[[ DATA, beginning ]]

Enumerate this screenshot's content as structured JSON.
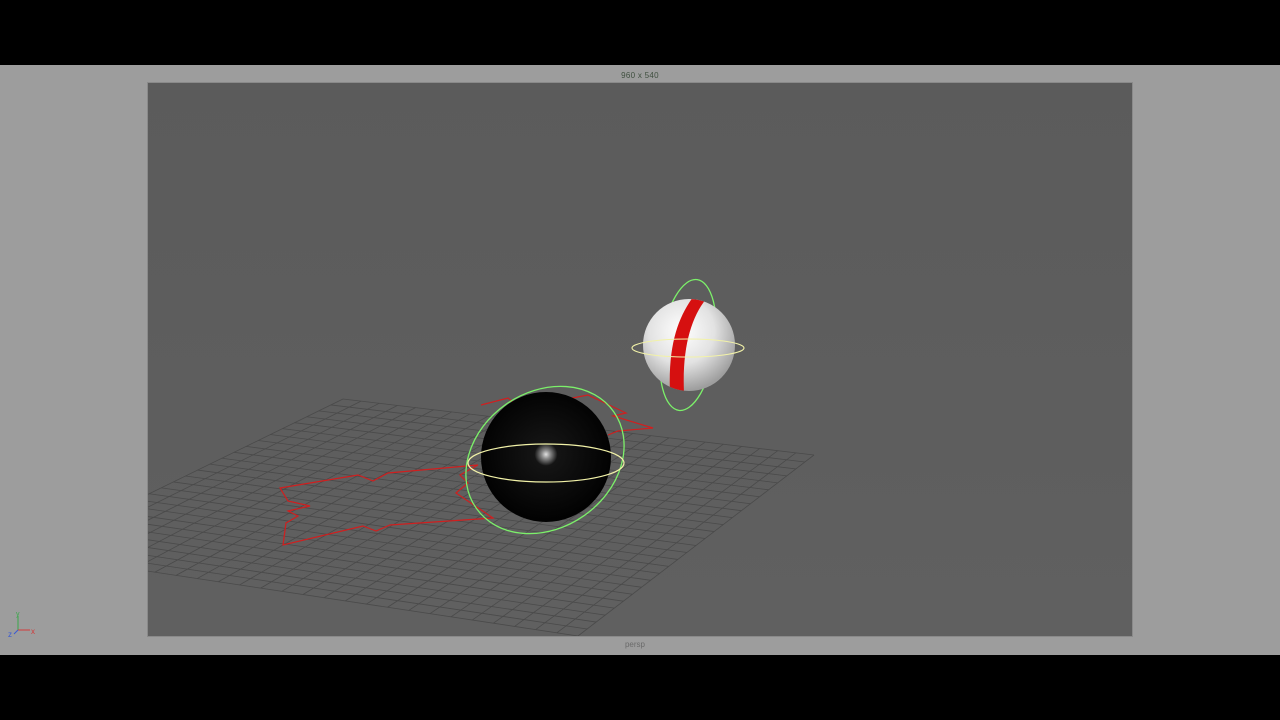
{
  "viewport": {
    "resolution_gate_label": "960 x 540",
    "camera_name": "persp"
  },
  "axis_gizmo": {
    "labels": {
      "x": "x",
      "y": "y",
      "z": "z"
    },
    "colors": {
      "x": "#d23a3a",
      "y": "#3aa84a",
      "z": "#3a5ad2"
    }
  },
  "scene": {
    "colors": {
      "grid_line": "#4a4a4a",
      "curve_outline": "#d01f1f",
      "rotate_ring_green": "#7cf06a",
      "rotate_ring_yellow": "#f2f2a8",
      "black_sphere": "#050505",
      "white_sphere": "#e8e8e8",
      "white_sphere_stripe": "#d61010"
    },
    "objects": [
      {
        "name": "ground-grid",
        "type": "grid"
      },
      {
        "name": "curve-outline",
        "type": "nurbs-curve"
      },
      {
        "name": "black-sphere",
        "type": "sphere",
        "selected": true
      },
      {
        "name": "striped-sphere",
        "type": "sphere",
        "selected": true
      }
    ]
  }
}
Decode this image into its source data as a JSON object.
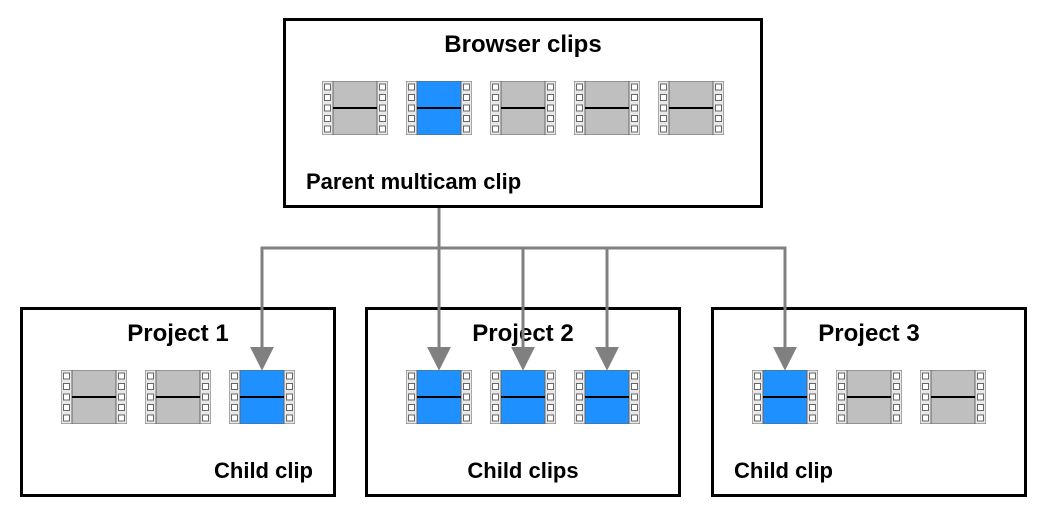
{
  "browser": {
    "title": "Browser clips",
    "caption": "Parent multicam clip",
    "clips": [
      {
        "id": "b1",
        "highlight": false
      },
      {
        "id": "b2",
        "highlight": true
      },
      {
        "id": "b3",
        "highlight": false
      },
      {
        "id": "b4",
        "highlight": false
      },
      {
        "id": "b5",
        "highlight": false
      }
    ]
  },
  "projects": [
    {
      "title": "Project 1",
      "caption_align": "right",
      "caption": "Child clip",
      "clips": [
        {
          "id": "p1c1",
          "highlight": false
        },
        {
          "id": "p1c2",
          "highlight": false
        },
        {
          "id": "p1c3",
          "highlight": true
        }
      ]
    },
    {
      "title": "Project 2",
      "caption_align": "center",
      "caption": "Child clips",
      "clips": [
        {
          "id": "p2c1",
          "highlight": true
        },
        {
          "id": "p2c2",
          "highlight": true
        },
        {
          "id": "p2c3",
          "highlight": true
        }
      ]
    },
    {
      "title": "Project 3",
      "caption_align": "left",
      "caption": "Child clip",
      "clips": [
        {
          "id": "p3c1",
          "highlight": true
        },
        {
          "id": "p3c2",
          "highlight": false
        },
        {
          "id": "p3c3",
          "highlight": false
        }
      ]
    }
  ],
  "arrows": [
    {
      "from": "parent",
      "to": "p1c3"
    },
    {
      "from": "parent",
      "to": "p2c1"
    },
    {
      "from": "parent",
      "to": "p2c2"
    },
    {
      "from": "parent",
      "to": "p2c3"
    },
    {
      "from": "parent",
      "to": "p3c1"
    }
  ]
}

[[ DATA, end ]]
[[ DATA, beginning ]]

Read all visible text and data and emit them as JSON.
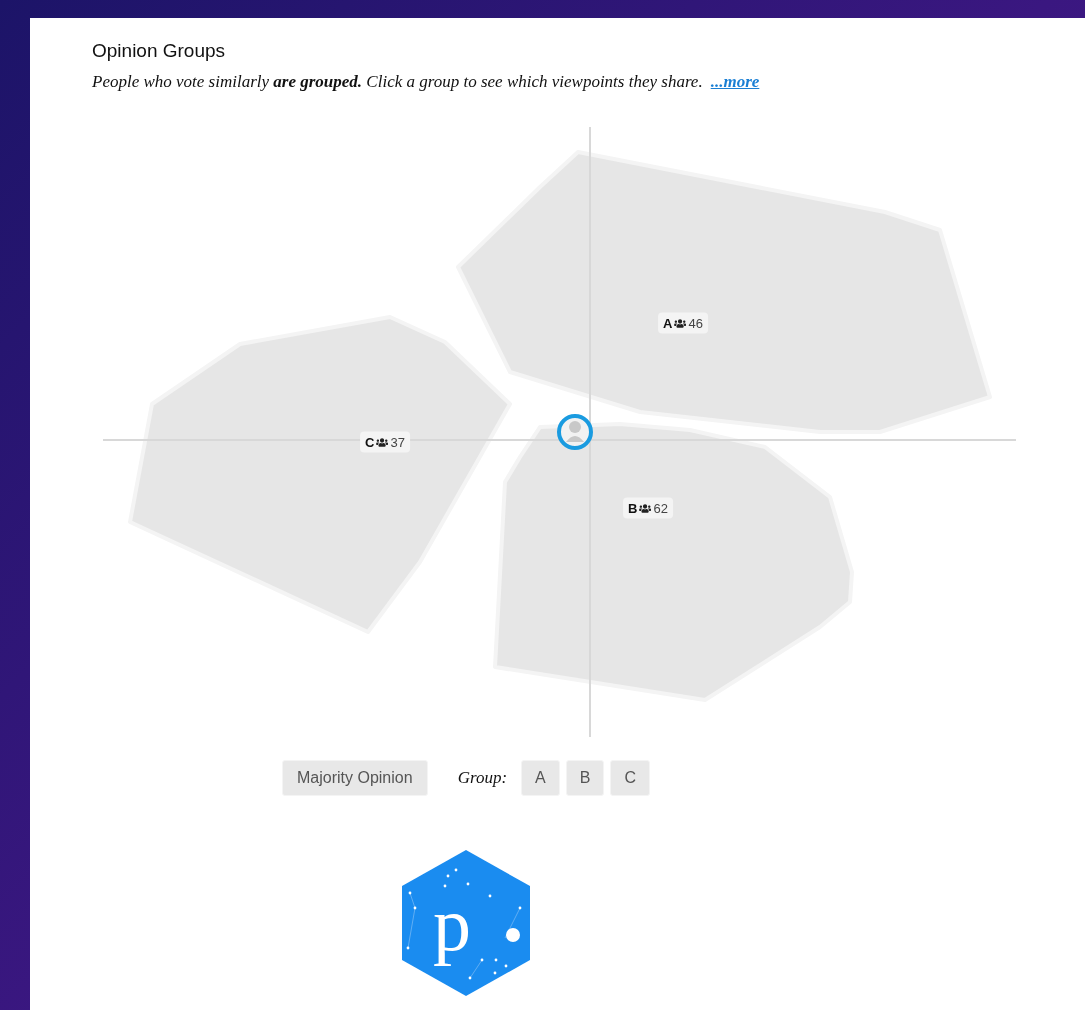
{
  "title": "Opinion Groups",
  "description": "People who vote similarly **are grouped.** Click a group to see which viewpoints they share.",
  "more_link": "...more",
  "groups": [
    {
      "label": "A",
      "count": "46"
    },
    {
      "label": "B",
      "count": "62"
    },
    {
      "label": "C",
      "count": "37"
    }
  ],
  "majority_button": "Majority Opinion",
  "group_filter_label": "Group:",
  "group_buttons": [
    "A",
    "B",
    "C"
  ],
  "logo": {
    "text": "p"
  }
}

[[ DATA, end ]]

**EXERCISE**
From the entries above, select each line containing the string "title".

**WRITTEN SOLUTION**
    "title": "Browser clips",
      "title": "Project 1",
      "title": "Project 2",
      "title": "Project 3",
  "title": "Opinion Groups",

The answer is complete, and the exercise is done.